Cooked pig meat:

Canada, Denmark, Great Britain (England, Scotland and Wales), New Zealand, Sweden and the United States of America.

Cured pig meat:

Italy and Spain.

Annual production and trade, 2017–2019 average

PRODUCTION (3-yr avg)

410,000 tonnes (cwt)

930,000 tonnes (cwt)

TOTAL EXPORTS (3-yr avg)

41,000 tonnes

353,000 tonnes

TOTAL IMPORTS (3 yr-avg)

182,000 tonnes

966,000 tonnes

Source: Australian Bureau of Statistics, Defra, HMRC, IHS Maritime & Trade - Global Trade Atlas®

Dairy products

Australia dairy production is sizeable, averaging 9.2m tonnes (2017-19). However production has been steadily declining over the past decade as farmers struggle with climate and profitability issues. Again, weather is major contributing factor to cost of production and Australian dairy farmers are heavily reliant on water availability, which was lacking between 2018 and 2020. Forecasted production for 2021 is up on 2020 slightly. Recently, for manufactured dairy goods, cheese production has been increasing while milk powders and butter production have decreased. Whey powder production is flat.

Asian markets are the largest destination for Australian exports with cheese being the predominant export in value terms, followed by skim milk powders and milk, which tend to be in the form of added-value UHT milk. Cheese exports are relatively low in value due to the high proportion of unprocessed fresh cheese, much of which enters the Japanese market. China, again, is a key trading partner for Australia which takes a mixture of products.

In terms of imports, the Australian dairy market is worth around £725m per annum. New Zealand is a major supplier of dairy products, and is almost the sole supplier of butter, whole and skim milk powders to the Australian market. The US and a number of key EU suppliers also supply significant amounts of product; US (cheese and whey), Italy (Cheese) and Austria (Whey, whole and skim milk powder). Austrian exports are quite sporadic in value terms however other EU suppliers are recording strong growth in export value to Australia. The United Kingdom currently suppliers a small amount of cheese (£8m), butter (£2m) as well as some skim milk powder and whey.

Annual production and trade, 2017–2019 average

PRODUCTION (3-yr avg)

Liquid Milk: 9.2m tonnes
Butter: 89,000 tonnes
Cheese: 359,000 tonnes

Liquid milk: 6.7m tonnes
Butter: 167,000 tonnes
Cheese: 461,000 tonnes

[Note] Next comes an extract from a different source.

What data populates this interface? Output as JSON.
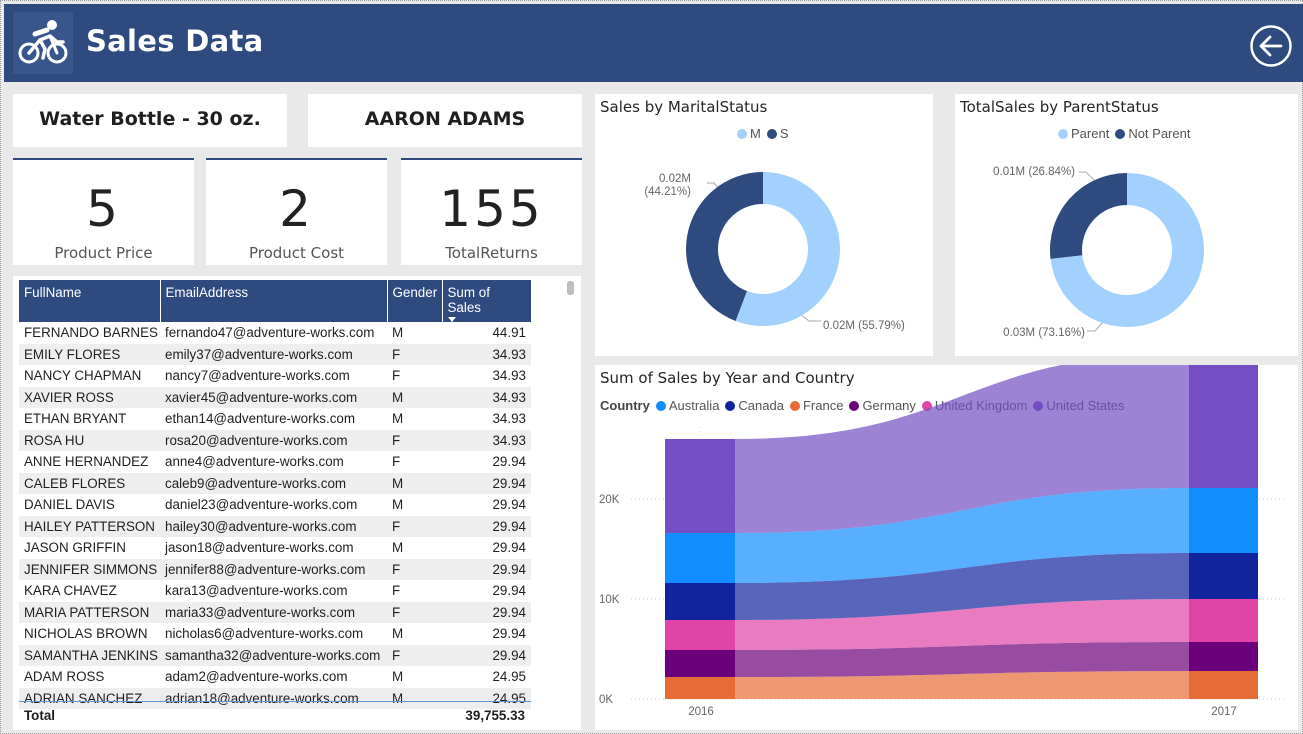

TOTAL EXPORTS (3-yr avg)



Top exports:
1.      Cheese - £543m
2.      SMP - £267m
3.      WMP - £184m


Top exports:
1.      Cheese - £666m
2.      Milk – £266m
3.      Butter - £252m

TOTAL IMPORTS (3-yr avg)


Top imports:
1.      Cheese - £396m
2.      Butter - £149m
3.      WMP - £95m


Top imports:
1.      Cheese - £1.7bn
2.      Butter - £338m
3.      Yoghurt - £222m

Source: Defra, HMRC, IHS Maritime & Trade - Global Trade Atlas®, USDA Foreign Agricultural Service, Australian Bureau of Statistics

This article is part of a series assessing the impacts of signing trade deals with new partners, see below our other analysis on Australia: